[Work to be completed]
Exact copies of all the entries below are expected in the answer.

————

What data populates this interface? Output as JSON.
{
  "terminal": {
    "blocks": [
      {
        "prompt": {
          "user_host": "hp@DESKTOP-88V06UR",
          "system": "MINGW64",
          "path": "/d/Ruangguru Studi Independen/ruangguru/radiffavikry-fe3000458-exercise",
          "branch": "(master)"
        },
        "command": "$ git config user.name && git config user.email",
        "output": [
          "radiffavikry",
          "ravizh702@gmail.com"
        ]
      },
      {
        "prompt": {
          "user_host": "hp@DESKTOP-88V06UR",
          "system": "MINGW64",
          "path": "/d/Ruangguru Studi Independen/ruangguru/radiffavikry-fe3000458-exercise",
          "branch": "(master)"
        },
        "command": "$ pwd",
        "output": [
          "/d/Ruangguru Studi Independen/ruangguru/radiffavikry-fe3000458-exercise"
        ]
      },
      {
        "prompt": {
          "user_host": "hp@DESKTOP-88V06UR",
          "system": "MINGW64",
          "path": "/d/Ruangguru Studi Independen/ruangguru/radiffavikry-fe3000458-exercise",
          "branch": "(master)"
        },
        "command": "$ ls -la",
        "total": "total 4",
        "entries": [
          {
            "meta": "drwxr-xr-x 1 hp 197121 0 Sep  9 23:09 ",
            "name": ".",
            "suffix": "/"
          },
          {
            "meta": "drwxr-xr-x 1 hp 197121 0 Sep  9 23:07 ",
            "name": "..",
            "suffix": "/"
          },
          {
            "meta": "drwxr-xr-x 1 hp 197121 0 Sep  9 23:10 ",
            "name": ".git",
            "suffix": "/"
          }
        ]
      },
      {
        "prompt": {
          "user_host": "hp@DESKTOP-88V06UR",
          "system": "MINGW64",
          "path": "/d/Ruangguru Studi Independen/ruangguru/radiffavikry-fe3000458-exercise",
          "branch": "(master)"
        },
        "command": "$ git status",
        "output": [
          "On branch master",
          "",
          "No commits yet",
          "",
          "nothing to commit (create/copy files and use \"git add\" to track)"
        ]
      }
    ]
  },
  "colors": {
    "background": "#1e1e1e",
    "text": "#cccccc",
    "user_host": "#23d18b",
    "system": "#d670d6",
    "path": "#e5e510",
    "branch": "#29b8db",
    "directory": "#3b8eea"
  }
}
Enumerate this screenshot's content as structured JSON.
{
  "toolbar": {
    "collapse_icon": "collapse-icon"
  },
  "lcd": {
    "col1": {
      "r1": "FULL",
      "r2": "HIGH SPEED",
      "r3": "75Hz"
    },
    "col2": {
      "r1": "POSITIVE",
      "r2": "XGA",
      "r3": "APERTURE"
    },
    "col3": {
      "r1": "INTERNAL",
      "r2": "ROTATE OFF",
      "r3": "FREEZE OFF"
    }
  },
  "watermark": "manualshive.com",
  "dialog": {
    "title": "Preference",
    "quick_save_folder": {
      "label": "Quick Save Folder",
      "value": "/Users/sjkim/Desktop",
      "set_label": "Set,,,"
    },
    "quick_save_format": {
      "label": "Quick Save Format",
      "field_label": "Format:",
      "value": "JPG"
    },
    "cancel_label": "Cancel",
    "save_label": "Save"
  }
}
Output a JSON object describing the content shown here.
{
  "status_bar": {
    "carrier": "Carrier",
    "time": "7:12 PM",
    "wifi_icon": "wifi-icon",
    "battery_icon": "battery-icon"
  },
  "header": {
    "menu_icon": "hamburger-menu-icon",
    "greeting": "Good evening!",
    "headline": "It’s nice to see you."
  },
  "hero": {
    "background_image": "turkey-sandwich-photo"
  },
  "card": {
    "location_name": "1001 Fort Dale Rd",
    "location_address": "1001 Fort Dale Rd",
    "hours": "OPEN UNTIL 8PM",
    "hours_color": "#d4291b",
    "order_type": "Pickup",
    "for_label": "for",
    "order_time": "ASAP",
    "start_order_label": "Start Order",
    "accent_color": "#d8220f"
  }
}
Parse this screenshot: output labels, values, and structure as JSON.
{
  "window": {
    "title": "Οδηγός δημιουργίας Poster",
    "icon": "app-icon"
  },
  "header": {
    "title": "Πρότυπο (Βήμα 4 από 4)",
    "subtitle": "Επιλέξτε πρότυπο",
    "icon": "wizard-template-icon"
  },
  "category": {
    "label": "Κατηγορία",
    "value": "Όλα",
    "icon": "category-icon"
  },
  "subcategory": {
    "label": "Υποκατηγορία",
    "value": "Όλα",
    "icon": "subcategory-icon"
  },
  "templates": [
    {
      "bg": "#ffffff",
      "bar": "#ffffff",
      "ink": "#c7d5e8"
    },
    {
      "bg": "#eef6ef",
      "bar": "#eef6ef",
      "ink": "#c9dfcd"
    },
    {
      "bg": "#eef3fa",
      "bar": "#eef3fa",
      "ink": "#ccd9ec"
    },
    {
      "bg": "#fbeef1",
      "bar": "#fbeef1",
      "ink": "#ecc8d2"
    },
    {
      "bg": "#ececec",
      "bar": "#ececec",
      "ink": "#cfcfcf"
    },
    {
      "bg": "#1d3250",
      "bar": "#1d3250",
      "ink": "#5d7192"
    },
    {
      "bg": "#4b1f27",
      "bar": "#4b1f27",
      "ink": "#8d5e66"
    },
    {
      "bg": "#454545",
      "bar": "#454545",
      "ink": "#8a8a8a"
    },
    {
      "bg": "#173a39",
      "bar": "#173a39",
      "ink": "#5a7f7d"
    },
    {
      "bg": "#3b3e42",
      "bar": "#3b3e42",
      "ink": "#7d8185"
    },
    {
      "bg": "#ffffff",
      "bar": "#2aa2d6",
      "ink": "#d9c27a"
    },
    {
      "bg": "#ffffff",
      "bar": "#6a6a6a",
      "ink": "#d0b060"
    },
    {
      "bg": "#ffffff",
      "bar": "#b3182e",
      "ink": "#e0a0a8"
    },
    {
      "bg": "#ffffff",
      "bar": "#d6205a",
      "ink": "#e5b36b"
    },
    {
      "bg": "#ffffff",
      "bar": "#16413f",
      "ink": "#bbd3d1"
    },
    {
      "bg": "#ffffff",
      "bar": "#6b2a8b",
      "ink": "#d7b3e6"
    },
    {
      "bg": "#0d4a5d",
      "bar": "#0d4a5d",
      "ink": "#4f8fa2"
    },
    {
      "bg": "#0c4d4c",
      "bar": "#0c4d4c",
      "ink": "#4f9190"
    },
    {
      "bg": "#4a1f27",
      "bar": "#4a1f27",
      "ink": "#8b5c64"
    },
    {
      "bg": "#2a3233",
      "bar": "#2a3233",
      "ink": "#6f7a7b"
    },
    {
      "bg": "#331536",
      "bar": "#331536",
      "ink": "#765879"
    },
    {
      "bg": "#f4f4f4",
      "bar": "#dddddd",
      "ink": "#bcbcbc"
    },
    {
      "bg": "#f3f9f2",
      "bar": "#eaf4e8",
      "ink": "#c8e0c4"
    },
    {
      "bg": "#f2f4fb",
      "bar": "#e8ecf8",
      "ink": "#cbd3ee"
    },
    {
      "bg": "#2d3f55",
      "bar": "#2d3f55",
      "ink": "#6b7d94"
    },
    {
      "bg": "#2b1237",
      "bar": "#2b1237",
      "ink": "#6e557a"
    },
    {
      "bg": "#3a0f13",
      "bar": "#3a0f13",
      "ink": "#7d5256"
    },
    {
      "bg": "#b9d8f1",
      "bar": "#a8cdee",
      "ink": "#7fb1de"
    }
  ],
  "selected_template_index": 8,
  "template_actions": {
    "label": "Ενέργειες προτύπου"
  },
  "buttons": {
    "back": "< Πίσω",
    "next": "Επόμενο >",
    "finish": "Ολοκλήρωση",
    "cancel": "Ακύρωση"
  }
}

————

[Solved exercise]
What data populates this interface? Output as JSON.
{
  "terminal": {
    "blocks": [
      {
        "prompt": {
          "user_host": "hp@DESKTOP-88V06UR",
          "system": "MINGW64",
          "path": "/d/Ruangguru Studi Independen/ruangguru/radiffavikry-fe3000458-exercise",
          "branch": "(master)"
        },
        "command": "$ git config user.name && git config user.email",
        "output": [
          "radiffavikry",
          "ravizh702@gmail.com"
        ]
      },
      {
        "prompt": {
          "user_host": "hp@DESKTOP-88V06UR",
          "system": "MINGW64",
          "path": "/d/Ruangguru Studi Independen/ruangguru/radiffavikry-fe3000458-exercise",
          "branch": "(master)"
        },
        "command": "$ pwd",
        "output": [
          "/d/Ruangguru Studi Independen/ruangguru/radiffavikry-fe3000458-exercise"
        ]
      },
      {
        "prompt": {
          "user_host": "hp@DESKTOP-88V06UR",
          "system": "MINGW64",
          "path": "/d/Ruangguru Studi Independen/ruangguru/radiffavikry-fe3000458-exercise",
          "branch": "(master)"
        },
        "command": "$ ls -la",
        "total": "total 4",
        "entries": [
          {
            "meta": "drwxr-xr-x 1 hp 197121 0 Sep  9 23:09 ",
            "name": ".",
            "suffix": "/"
          },
          {
            "meta": "drwxr-xr-x 1 hp 197121 0 Sep  9 23:07 ",
            "name": "..",
            "suffix": "/"
          },
          {
            "meta": "drwxr-xr-x 1 hp 197121 0 Sep  9 23:10 ",
            "name": ".git",
            "suffix": "/"
          }
        ]
      },
      {
        "prompt": {
          "user_host": "hp@DESKTOP-88V06UR",
          "system": "MINGW64",
          "path": "/d/Ruangguru Studi Independen/ruangguru/radiffavikry-fe3000458-exercise",
          "branch": "(master)"
        },
        "command": "$ git status",
        "output": [
          "On branch master",
          "",
          "No commits yet",
          "",
          "nothing to commit (create/copy files and use \"git add\" to track)"
        ]
      }
    ]
  },
  "colors": {
    "background": "#1e1e1e",
    "text": "#cccccc",
    "user_host": "#23d18b",
    "system": "#d670d6",
    "path": "#e5e510",
    "branch": "#29b8db",
    "directory": "#3b8eea"
  }
}
Enumerate this screenshot's content as structured JSON.
{
  "toolbar": {
    "collapse_icon": "collapse-icon"
  },
  "lcd": {
    "col1": {
      "r1": "FULL",
      "r2": "HIGH SPEED",
      "r3": "75Hz"
    },
    "col2": {
      "r1": "POSITIVE",
      "r2": "XGA",
      "r3": "APERTURE"
    },
    "col3": {
      "r1": "INTERNAL",
      "r2": "ROTATE OFF",
      "r3": "FREEZE OFF"
    }
  },
  "watermark": "manualshive.com",
  "dialog": {
    "title": "Preference",
    "quick_save_folder": {
      "label": "Quick Save Folder",
      "value": "/Users/sjkim/Desktop",
      "set_label": "Set,,,"
    },
    "quick_save_format": {
      "label": "Quick Save Format",
      "field_label": "Format:",
      "value": "JPG"
    },
    "cancel_label": "Cancel",
    "save_label": "Save"
  }
}
Output a JSON object describing the content shown here.
{
  "status_bar": {
    "carrier": "Carrier",
    "time": "7:12 PM",
    "wifi_icon": "wifi-icon",
    "battery_icon": "battery-icon"
  },
  "header": {
    "menu_icon": "hamburger-menu-icon",
    "greeting": "Good evening!",
    "headline": "It’s nice to see you."
  },
  "hero": {
    "background_image": "turkey-sandwich-photo"
  },
  "card": {
    "location_name": "1001 Fort Dale Rd",
    "location_address": "1001 Fort Dale Rd",
    "hours": "OPEN UNTIL 8PM",
    "hours_color": "#d4291b",
    "order_type": "Pickup",
    "for_label": "for",
    "order_time": "ASAP",
    "start_order_label": "Start Order",
    "accent_color": "#d8220f"
  }
}
Parse this screenshot: output labels, values, and structure as JSON.
{
  "window": {
    "title": "Οδηγός δημιουργίας Poster",
    "icon": "app-icon"
  },
  "header": {
    "title": "Πρότυπο (Βήμα 4 από 4)",
    "subtitle": "Επιλέξτε πρότυπο",
    "icon": "wizard-template-icon"
  },
  "category": {
    "label": "Κατηγορία",
    "value": "Όλα",
    "icon": "category-icon"
  },
  "subcategory": {
    "label": "Υποκατηγορία",
    "value": "Όλα",
    "icon": "subcategory-icon"
  },
  "templates": [
    {
      "bg": "#ffffff",
      "bar": "#ffffff",
      "ink": "#c7d5e8"
    },
    {
      "bg": "#eef6ef",
      "bar": "#eef6ef",
      "ink": "#c9dfcd"
    },
    {
      "bg": "#eef3fa",
      "bar": "#eef3fa",
      "ink": "#ccd9ec"
    },
    {
      "bg": "#fbeef1",
      "bar": "#fbeef1",
      "ink": "#ecc8d2"
    },
    {
      "bg": "#ececec",
      "bar": "#ececec",
      "ink": "#cfcfcf"
    },
    {
      "bg": "#1d3250",
      "bar": "#1d3250",
      "ink": "#5d7192"
    },
    {
      "bg": "#4b1f27",
      "bar": "#4b1f27",
      "ink": "#8d5e66"
    },
    {
      "bg": "#454545",
      "bar": "#454545",
      "ink": "#8a8a8a"
    },
    {
      "bg": "#173a39",
      "bar": "#173a39",
      "ink": "#5a7f7d"
    },
    {
      "bg": "#3b3e42",
      "bar": "#3b3e42",
      "ink": "#7d8185"
    },
    {
      "bg": "#ffffff",
      "bar": "#2aa2d6",
      "ink": "#d9c27a"
    },
    {
      "bg": "#ffffff",
      "bar": "#6a6a6a",
      "ink": "#d0b060"
    },
    {
      "bg": "#ffffff",
      "bar": "#b3182e",
      "ink": "#e0a0a8"
    },
    {
      "bg": "#ffffff",
      "bar": "#d6205a",
      "ink": "#e5b36b"
    },
    {
      "bg": "#ffffff",
      "bar": "#16413f",
      "ink": "#bbd3d1"
    },
    {
      "bg": "#ffffff",
      "bar": "#6b2a8b",
      "ink": "#d7b3e6"
    },
    {
      "bg": "#0d4a5d",
      "bar": "#0d4a5d",
      "ink": "#4f8fa2"
    },
    {
      "bg": "#0c4d4c",
      "bar": "#0c4d4c",
      "ink": "#4f9190"
    },
    {
      "bg": "#4a1f27",
      "bar": "#4a1f27",
      "ink": "#8b5c64"
    },
    {
      "bg": "#2a3233",
      "bar": "#2a3233",
      "ink": "#6f7a7b"
    },
    {
      "bg": "#331536",
      "bar": "#331536",
      "ink": "#765879"
    },
    {
      "bg": "#f4f4f4",
      "bar": "#dddddd",
      "ink": "#bcbcbc"
    },
    {
      "bg": "#f3f9f2",
      "bar": "#eaf4e8",
      "ink": "#c8e0c4"
    },
    {
      "bg": "#f2f4fb",
      "bar": "#e8ecf8",
      "ink": "#cbd3ee"
    },
    {
      "bg": "#2d3f55",
      "bar": "#2d3f55",
      "ink": "#6b7d94"
    },
    {
      "bg": "#2b1237",
      "bar": "#2b1237",
      "ink": "#6e557a"
    },
    {
      "bg": "#3a0f13",
      "bar": "#3a0f13",
      "ink": "#7d5256"
    },
    {
      "bg": "#b9d8f1",
      "bar": "#a8cdee",
      "ink": "#7fb1de"
    }
  ],
  "selected_template_index": 8,
  "template_actions": {
    "label": "Ενέργειες προτύπου"
  },
  "buttons": {
    "back": "< Πίσω",
    "next": "Επόμενο >",
    "finish": "Ολοκλήρωση",
    "cancel": "Ακύρωση"
  }
}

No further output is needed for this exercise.